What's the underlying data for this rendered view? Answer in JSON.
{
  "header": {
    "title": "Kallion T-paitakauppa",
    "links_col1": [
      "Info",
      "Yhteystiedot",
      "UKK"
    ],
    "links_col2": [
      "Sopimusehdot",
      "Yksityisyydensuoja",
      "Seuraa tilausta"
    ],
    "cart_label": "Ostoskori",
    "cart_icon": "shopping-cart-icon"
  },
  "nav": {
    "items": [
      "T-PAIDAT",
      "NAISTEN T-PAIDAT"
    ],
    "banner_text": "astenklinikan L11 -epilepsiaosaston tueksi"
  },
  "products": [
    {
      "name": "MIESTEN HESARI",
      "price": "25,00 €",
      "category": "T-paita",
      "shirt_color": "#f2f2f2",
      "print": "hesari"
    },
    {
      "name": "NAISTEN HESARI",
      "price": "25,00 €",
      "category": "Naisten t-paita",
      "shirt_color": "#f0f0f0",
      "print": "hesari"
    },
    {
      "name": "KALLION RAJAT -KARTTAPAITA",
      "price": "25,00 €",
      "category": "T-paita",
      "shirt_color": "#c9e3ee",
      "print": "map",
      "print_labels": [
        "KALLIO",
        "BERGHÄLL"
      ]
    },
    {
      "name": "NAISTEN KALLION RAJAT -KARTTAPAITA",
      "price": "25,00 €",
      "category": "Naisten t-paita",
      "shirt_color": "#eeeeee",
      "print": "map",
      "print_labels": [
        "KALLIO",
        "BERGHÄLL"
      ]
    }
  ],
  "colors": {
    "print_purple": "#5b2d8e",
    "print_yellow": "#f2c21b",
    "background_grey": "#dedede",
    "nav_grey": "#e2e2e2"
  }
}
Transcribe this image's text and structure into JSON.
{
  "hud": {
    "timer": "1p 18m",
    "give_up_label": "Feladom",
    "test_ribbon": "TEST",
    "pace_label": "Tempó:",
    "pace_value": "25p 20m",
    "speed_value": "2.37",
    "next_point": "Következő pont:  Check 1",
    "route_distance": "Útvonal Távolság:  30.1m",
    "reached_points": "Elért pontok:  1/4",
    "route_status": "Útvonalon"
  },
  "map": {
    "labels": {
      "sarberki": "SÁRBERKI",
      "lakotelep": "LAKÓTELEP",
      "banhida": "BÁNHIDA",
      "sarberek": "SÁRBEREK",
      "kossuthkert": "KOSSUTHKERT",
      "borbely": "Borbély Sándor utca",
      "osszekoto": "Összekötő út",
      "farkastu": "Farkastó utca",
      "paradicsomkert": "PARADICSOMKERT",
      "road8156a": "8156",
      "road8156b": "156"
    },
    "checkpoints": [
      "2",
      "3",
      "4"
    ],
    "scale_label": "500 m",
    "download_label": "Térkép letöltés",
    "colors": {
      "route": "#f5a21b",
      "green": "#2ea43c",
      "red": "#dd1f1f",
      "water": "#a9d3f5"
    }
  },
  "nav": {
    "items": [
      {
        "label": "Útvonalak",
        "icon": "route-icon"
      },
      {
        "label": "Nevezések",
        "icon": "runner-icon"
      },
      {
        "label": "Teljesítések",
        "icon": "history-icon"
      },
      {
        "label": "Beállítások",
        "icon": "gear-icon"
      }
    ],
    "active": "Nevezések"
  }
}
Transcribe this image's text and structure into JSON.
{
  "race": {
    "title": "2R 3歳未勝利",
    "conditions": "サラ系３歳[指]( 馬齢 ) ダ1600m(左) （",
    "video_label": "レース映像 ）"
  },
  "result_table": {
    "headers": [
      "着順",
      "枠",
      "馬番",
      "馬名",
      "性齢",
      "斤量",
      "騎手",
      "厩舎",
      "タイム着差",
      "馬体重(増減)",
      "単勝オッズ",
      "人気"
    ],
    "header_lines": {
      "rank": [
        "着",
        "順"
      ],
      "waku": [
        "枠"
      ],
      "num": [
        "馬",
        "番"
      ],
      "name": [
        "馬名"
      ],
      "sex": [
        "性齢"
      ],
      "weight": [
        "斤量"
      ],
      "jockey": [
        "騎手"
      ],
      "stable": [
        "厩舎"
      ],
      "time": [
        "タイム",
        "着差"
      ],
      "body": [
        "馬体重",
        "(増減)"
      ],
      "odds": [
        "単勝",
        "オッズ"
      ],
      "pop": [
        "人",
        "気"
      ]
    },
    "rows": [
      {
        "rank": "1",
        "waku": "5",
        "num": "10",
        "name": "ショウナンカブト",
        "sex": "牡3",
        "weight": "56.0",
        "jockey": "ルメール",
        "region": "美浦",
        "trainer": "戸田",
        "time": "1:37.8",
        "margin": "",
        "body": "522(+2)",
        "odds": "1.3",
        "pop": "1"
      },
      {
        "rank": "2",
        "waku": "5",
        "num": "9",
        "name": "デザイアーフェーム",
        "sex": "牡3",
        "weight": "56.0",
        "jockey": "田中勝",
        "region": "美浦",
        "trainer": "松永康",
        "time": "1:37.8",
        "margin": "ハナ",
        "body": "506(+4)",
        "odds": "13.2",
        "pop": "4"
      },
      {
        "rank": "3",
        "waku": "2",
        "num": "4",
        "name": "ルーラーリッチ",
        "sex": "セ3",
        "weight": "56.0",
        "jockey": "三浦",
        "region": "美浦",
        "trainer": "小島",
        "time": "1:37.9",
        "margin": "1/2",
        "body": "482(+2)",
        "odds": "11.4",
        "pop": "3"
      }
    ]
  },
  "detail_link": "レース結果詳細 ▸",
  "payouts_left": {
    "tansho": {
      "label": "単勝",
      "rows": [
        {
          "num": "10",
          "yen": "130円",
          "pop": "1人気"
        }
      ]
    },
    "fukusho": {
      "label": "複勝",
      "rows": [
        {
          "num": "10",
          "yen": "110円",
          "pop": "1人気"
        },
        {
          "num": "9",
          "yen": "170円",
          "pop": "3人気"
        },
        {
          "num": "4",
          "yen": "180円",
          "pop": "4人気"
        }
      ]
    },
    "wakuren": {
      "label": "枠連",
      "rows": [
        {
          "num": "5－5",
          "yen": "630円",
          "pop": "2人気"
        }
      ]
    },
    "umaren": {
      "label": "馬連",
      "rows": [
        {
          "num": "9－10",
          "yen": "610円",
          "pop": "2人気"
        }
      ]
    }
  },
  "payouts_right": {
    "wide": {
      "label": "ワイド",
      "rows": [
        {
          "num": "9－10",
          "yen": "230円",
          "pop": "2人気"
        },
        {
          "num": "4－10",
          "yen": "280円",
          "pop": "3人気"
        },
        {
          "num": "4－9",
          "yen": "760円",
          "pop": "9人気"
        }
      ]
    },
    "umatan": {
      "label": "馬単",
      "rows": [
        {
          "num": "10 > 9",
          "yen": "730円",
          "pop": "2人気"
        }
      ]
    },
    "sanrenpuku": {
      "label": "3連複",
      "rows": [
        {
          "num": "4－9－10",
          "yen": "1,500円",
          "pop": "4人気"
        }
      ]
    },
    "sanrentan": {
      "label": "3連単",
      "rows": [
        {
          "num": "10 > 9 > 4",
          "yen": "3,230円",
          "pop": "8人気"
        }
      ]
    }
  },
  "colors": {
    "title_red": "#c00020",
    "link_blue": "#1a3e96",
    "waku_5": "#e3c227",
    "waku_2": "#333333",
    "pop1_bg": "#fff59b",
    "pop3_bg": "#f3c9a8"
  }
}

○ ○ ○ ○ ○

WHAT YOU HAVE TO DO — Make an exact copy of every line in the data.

EXERCISE SOLUTION —
What's the underlying data for this rendered view? Answer in JSON.
{
  "header": {
    "title": "Kallion T-paitakauppa",
    "links_col1": [
      "Info",
      "Yhteystiedot",
      "UKK"
    ],
    "links_col2": [
      "Sopimusehdot",
      "Yksityisyydensuoja",
      "Seuraa tilausta"
    ],
    "cart_label": "Ostoskori",
    "cart_icon": "shopping-cart-icon"
  },
  "nav": {
    "items": [
      "T-PAIDAT",
      "NAISTEN T-PAIDAT"
    ],
    "banner_text": "astenklinikan L11 -epilepsiaosaston tueksi"
  },
  "products": [
    {
      "name": "MIESTEN HESARI",
      "price": "25,00 €",
      "category": "T-paita",
      "shirt_color": "#f2f2f2",
      "print": "hesari"
    },
    {
      "name": "NAISTEN HESARI",
      "price": "25,00 €",
      "category": "Naisten t-paita",
      "shirt_color": "#f0f0f0",
      "print": "hesari"
    },
    {
      "name": "KALLION RAJAT -KARTTAPAITA",
      "price": "25,00 €",
      "category": "T-paita",
      "shirt_color": "#c9e3ee",
      "print": "map",
      "print_labels": [
        "KALLIO",
        "BERGHÄLL"
      ]
    },
    {
      "name": "NAISTEN KALLION RAJAT -KARTTAPAITA",
      "price": "25,00 €",
      "category": "Naisten t-paita",
      "shirt_color": "#eeeeee",
      "print": "map",
      "print_labels": [
        "KALLIO",
        "BERGHÄLL"
      ]
    }
  ],
  "colors": {
    "print_purple": "#5b2d8e",
    "print_yellow": "#f2c21b",
    "background_grey": "#dedede",
    "nav_grey": "#e2e2e2"
  }
}
Transcribe this image's text and structure into JSON.
{
  "hud": {
    "timer": "1p 18m",
    "give_up_label": "Feladom",
    "test_ribbon": "TEST",
    "pace_label": "Tempó:",
    "pace_value": "25p 20m",
    "speed_value": "2.37",
    "next_point": "Következő pont:  Check 1",
    "route_distance": "Útvonal Távolság:  30.1m",
    "reached_points": "Elért pontok:  1/4",
    "route_status": "Útvonalon"
  },
  "map": {
    "labels": {
      "sarberki": "SÁRBERKI",
      "lakotelep": "LAKÓTELEP",
      "banhida": "BÁNHIDA",
      "sarberek": "SÁRBEREK",
      "kossuthkert": "KOSSUTHKERT",
      "borbely": "Borbély Sándor utca",
      "osszekoto": "Összekötő út",
      "farkastu": "Farkastó utca",
      "paradicsomkert": "PARADICSOMKERT",
      "road8156a": "8156",
      "road8156b": "156"
    },
    "checkpoints": [
      "2",
      "3",
      "4"
    ],
    "scale_label": "500 m",
    "download_label": "Térkép letöltés",
    "colors": {
      "route": "#f5a21b",
      "green": "#2ea43c",
      "red": "#dd1f1f",
      "water": "#a9d3f5"
    }
  },
  "nav": {
    "items": [
      {
        "label": "Útvonalak",
        "icon": "route-icon"
      },
      {
        "label": "Nevezések",
        "icon": "runner-icon"
      },
      {
        "label": "Teljesítések",
        "icon": "history-icon"
      },
      {
        "label": "Beállítások",
        "icon": "gear-icon"
      }
    ],
    "active": "Nevezések"
  }
}
Transcribe this image's text and structure into JSON.
{
  "race": {
    "title": "2R 3歳未勝利",
    "conditions": "サラ系３歳[指]( 馬齢 ) ダ1600m(左) （",
    "video_label": "レース映像 ）"
  },
  "result_table": {
    "headers": [
      "着順",
      "枠",
      "馬番",
      "馬名",
      "性齢",
      "斤量",
      "騎手",
      "厩舎",
      "タイム着差",
      "馬体重(増減)",
      "単勝オッズ",
      "人気"
    ],
    "header_lines": {
      "rank": [
        "着",
        "順"
      ],
      "waku": [
        "枠"
      ],
      "num": [
        "馬",
        "番"
      ],
      "name": [
        "馬名"
      ],
      "sex": [
        "性齢"
      ],
      "weight": [
        "斤量"
      ],
      "jockey": [
        "騎手"
      ],
      "stable": [
        "厩舎"
      ],
      "time": [
        "タイム",
        "着差"
      ],
      "body": [
        "馬体重",
        "(増減)"
      ],
      "odds": [
        "単勝",
        "オッズ"
      ],
      "pop": [
        "人",
        "気"
      ]
    },
    "rows": [
      {
        "rank": "1",
        "waku": "5",
        "num": "10",
        "name": "ショウナンカブト",
        "sex": "牡3",
        "weight": "56.0",
        "jockey": "ルメール",
        "region": "美浦",
        "trainer": "戸田",
        "time": "1:37.8",
        "margin": "",
        "body": "522(+2)",
        "odds": "1.3",
        "pop": "1"
      },
      {
        "rank": "2",
        "waku": "5",
        "num": "9",
        "name": "デザイアーフェーム",
        "sex": "牡3",
        "weight": "56.0",
        "jockey": "田中勝",
        "region": "美浦",
        "trainer": "松永康",
        "time": "1:37.8",
        "margin": "ハナ",
        "body": "506(+4)",
        "odds": "13.2",
        "pop": "4"
      },
      {
        "rank": "3",
        "waku": "2",
        "num": "4",
        "name": "ルーラーリッチ",
        "sex": "セ3",
        "weight": "56.0",
        "jockey": "三浦",
        "region": "美浦",
        "trainer": "小島",
        "time": "1:37.9",
        "margin": "1/2",
        "body": "482(+2)",
        "odds": "11.4",
        "pop": "3"
      }
    ]
  },
  "detail_link": "レース結果詳細 ▸",
  "payouts_left": {
    "tansho": {
      "label": "単勝",
      "rows": [
        {
          "num": "10",
          "yen": "130円",
          "pop": "1人気"
        }
      ]
    },
    "fukusho": {
      "label": "複勝",
      "rows": [
        {
          "num": "10",
          "yen": "110円",
          "pop": "1人気"
        },
        {
          "num": "9",
          "yen": "170円",
          "pop": "3人気"
        },
        {
          "num": "4",
          "yen": "180円",
          "pop": "4人気"
        }
      ]
    },
    "wakuren": {
      "label": "枠連",
      "rows": [
        {
          "num": "5－5",
          "yen": "630円",
          "pop": "2人気"
        }
      ]
    },
    "umaren": {
      "label": "馬連",
      "rows": [
        {
          "num": "9－10",
          "yen": "610円",
          "pop": "2人気"
        }
      ]
    }
  },
  "payouts_right": {
    "wide": {
      "label": "ワイド",
      "rows": [
        {
          "num": "9－10",
          "yen": "230円",
          "pop": "2人気"
        },
        {
          "num": "4－10",
          "yen": "280円",
          "pop": "3人気"
        },
        {
          "num": "4－9",
          "yen": "760円",
          "pop": "9人気"
        }
      ]
    },
    "umatan": {
      "label": "馬単",
      "rows": [
        {
          "num": "10 > 9",
          "yen": "730円",
          "pop": "2人気"
        }
      ]
    },
    "sanrenpuku": {
      "label": "3連複",
      "rows": [
        {
          "num": "4－9－10",
          "yen": "1,500円",
          "pop": "4人気"
        }
      ]
    },
    "sanrentan": {
      "label": "3連単",
      "rows": [
        {
          "num": "10 > 9 > 4",
          "yen": "3,230円",
          "pop": "8人気"
        }
      ]
    }
  },
  "colors": {
    "title_red": "#c00020",
    "link_blue": "#1a3e96",
    "waku_5": "#e3c227",
    "waku_2": "#333333",
    "pop1_bg": "#fff59b",
    "pop3_bg": "#f3c9a8"
  }
}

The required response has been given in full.